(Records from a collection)
........
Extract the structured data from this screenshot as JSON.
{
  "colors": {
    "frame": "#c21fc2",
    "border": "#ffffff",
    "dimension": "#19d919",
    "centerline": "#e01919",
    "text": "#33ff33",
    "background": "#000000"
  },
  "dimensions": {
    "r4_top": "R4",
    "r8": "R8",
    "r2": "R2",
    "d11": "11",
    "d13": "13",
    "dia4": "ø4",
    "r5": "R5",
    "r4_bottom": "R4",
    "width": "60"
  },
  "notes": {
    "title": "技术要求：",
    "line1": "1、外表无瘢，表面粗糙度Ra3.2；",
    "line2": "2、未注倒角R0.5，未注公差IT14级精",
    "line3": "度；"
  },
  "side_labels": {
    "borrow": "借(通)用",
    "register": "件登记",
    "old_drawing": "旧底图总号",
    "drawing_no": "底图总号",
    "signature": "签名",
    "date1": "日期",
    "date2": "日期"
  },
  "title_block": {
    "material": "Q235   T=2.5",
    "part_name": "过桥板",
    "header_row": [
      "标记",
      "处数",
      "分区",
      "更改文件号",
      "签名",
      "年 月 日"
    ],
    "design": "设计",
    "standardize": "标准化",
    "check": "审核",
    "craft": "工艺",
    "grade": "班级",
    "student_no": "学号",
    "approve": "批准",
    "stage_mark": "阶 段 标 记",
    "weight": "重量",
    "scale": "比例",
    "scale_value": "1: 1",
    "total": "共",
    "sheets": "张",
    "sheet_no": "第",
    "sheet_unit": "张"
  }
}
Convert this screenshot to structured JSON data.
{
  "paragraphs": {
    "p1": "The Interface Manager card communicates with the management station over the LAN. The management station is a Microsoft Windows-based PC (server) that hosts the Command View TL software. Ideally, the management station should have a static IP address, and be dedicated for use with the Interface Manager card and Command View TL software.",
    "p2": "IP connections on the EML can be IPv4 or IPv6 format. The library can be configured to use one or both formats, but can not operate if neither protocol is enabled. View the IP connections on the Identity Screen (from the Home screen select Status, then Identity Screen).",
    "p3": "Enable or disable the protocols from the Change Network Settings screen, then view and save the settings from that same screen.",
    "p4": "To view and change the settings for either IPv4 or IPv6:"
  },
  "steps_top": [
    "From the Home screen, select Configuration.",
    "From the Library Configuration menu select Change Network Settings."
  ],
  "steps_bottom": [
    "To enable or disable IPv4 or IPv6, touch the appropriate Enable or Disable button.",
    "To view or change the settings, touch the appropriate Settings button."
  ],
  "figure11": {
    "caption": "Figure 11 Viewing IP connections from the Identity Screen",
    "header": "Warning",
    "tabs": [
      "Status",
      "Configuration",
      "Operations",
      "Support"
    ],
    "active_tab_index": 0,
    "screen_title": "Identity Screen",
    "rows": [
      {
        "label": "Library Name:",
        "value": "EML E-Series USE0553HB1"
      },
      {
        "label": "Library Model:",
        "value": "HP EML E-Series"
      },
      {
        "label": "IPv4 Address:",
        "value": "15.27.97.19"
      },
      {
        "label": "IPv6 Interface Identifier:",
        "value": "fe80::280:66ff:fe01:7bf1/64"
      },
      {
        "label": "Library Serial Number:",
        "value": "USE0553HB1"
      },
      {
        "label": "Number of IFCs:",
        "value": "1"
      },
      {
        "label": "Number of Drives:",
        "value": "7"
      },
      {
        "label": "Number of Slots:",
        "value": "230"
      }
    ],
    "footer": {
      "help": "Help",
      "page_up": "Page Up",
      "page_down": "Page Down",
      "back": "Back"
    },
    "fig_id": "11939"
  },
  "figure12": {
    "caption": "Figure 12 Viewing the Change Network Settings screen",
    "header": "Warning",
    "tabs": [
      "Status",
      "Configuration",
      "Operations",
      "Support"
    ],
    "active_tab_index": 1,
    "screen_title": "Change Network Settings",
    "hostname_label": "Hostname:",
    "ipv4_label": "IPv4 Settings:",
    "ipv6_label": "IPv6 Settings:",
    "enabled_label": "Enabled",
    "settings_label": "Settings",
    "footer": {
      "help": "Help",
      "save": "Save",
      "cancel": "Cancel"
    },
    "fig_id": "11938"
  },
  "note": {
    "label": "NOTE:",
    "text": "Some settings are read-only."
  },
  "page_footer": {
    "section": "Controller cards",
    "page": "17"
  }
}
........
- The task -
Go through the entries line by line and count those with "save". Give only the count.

- Response -
2